Patsy Walker HellcatBut then again, I suppose the reboot route is even worse. Batgirl works because it’s actually doing something new with its character, but the typical reboot? Never. For about six issues, there’s something new, or at least something that hasn’t been done within the last fifteen years (which is what qualifies as “new” in comics). Then the parade of “firsts” starts. First time mysterious villain is encountered. First time “gimmick” villain is defeated by finding gimmick’s weakness. First time sidekick appears. First time mentor objects because hero is “going too far”. It’s all the same beats, all over again, and five years later, those ‘firsts” have all been exhausted… so how about a reboot?

So why do I still read comics at all? Simple answer: it’s the same reason I compulsively check my Facebook feed.

Oh? Batman? I wonder what he’s up to? He’s dead? He’s traveling through time? He’s Robin? He’s got old gloves? He’s a bunny robot now? That’s neat.
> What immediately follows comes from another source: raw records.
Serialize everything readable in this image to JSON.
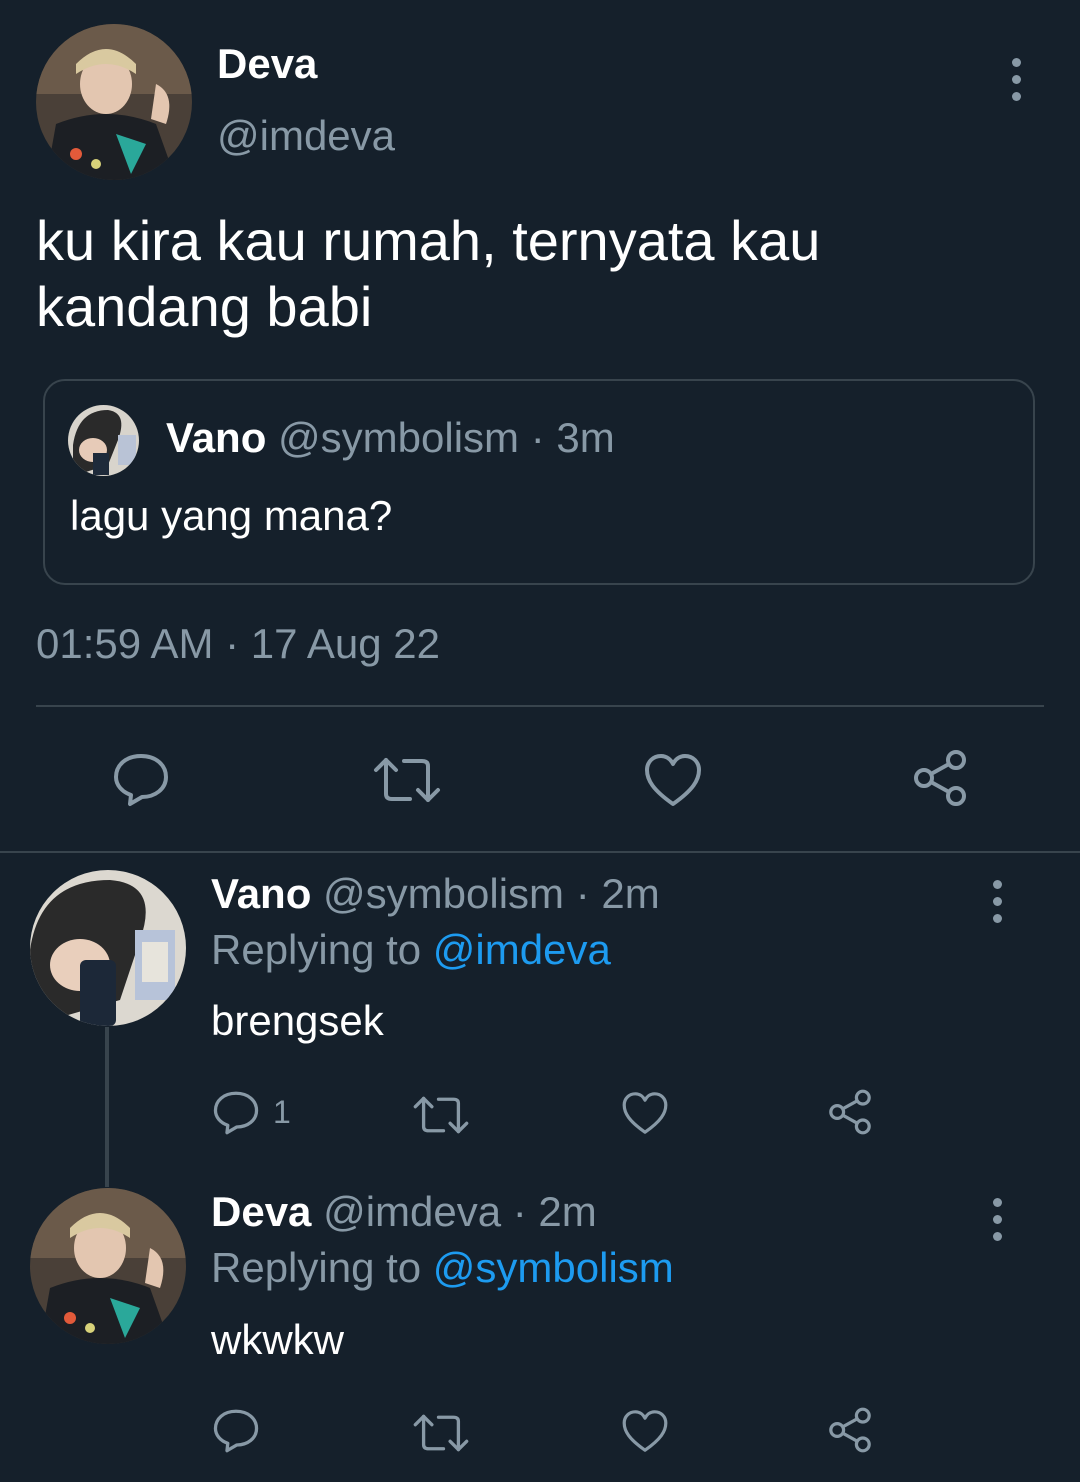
{
  "tweet": {
    "author_name": "Deva",
    "author_handle": "@imdeva",
    "text": "ku kira kau rumah, ternyata kau kandang babi",
    "timestamp": "01:59 AM · 17 Aug 22",
    "quoted": {
      "name": "Vano",
      "handle_time": "@symbolism · 3m",
      "text": "lagu yang mana?"
    }
  },
  "replies": [
    {
      "name": "Vano",
      "handle_time": "@symbolism · 2m",
      "replying_prefix": "Replying to",
      "replying_to": "@imdeva",
      "text": "brengsek",
      "reply_count": "1"
    },
    {
      "name": "Deva",
      "handle_time": "@imdeva · 2m",
      "replying_prefix": "Replying to",
      "replying_to": "@symbolism",
      "text": "wkwkw",
      "reply_count": ""
    }
  ],
  "colors": {
    "background": "#15202b",
    "muted": "#8899a6",
    "link": "#1d9bf0",
    "divider": "#38444d"
  },
  "icons": [
    "more-vertical-icon",
    "reply-icon",
    "retweet-icon",
    "like-icon",
    "share-icon"
  ]
}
I don’t have to enjoy the story, I don’t even have to understand it, all that matters is that that aggravating part of my brain that tracks my video game Sinestrobacklog and how many exs aren’t talking to me right now also has to know exactly what Spider-Man is doing right now, and God help us all if I don’t have a succinct reason for why Peter Parker is suddenly Tony Stark. And Tony Stark is seeing Mary Jane? Oh, that’s gonna need some ‘splainin’.

So you know what? I don’t like comic books. I don’t like feeling like I need to read something. Comics are dumb, and the format has only gotten worse in the age where I can have three billion hours of entertainment beamed into my brain at any moment. The average comic book equates to about the same span of time you’d see between commercial breaks in a television show (and this became really obvious in the Buffy the Vampire Slayer comics series). Wow, can you just imagine a network today, when you can stream the entirety of Breaking Bad with a few clicks, launching a serialized, ten minute series that delivers a new episode every month (assuming the producer isn’t “running behind”)? It would be the biggest failure since Cop Rock. But that’s exactly how Big Comics delivers its content, and they wonder every quarter why Deadpool the comic doesn’t pull an eighth of the revenue of cinematic Deadpool the Green Lantern.
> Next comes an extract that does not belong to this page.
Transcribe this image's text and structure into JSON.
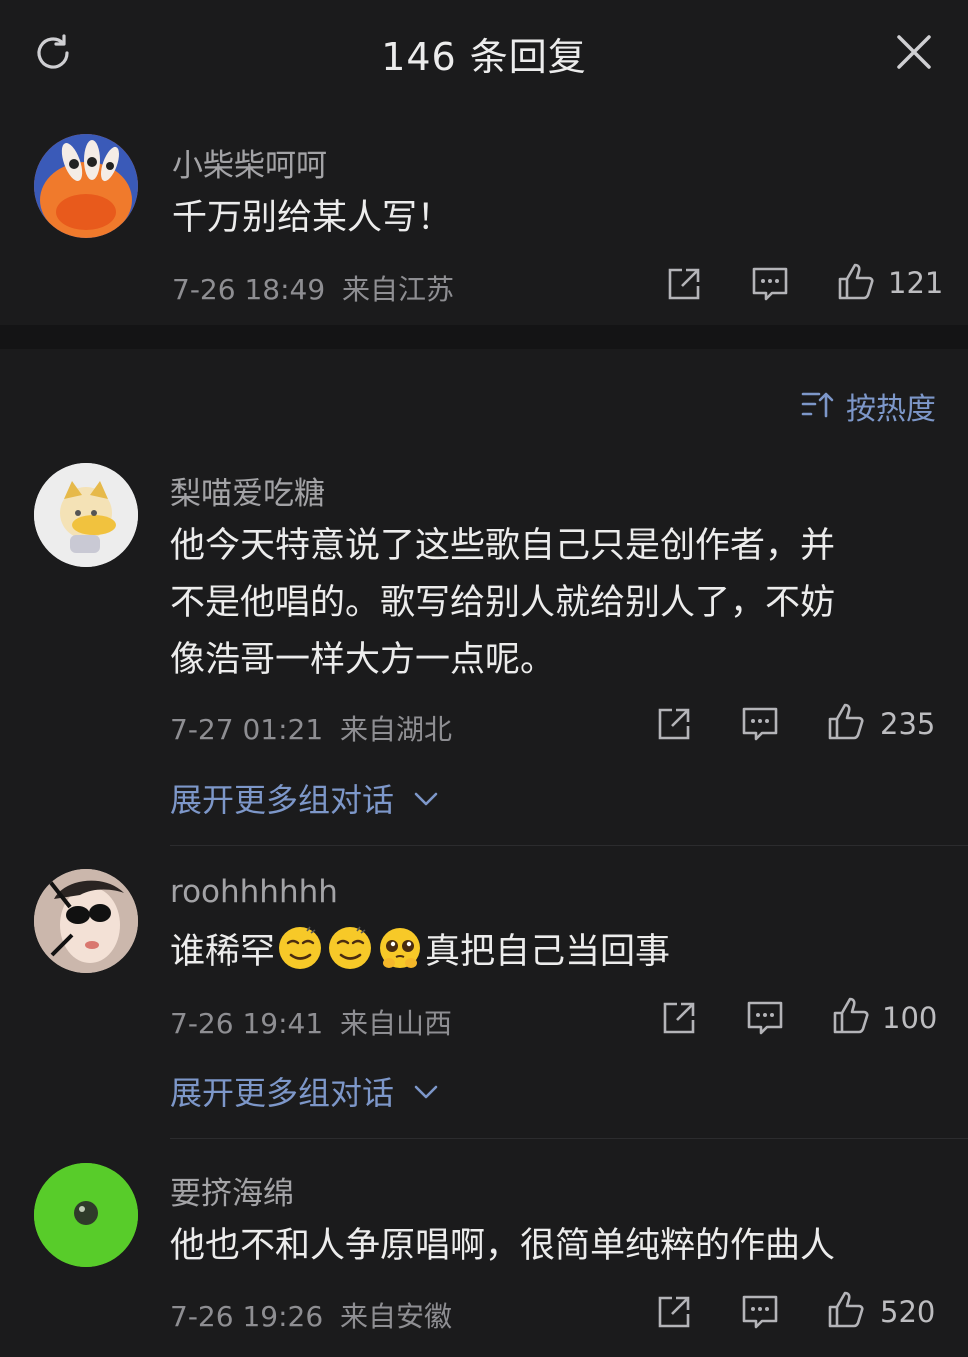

But I will keep buying trade paperbacks. I will keep buying complete stories that entertain me, and don’t require months of mentally sorting plotlines. I will keep buying entire bookshelves to house a growing collection of carefully cultivated tales. I worship at the altar of Morrison and Gaiman and Snyder… but maybe I can leave the Johns behind.

I think… I hope I can be okay with not knowing what Superman is doing right now.

Wait, is he having problems with red kryptonite?

Well, maybe I’ll check out this issue, you know, just to see what’s up.

X-Men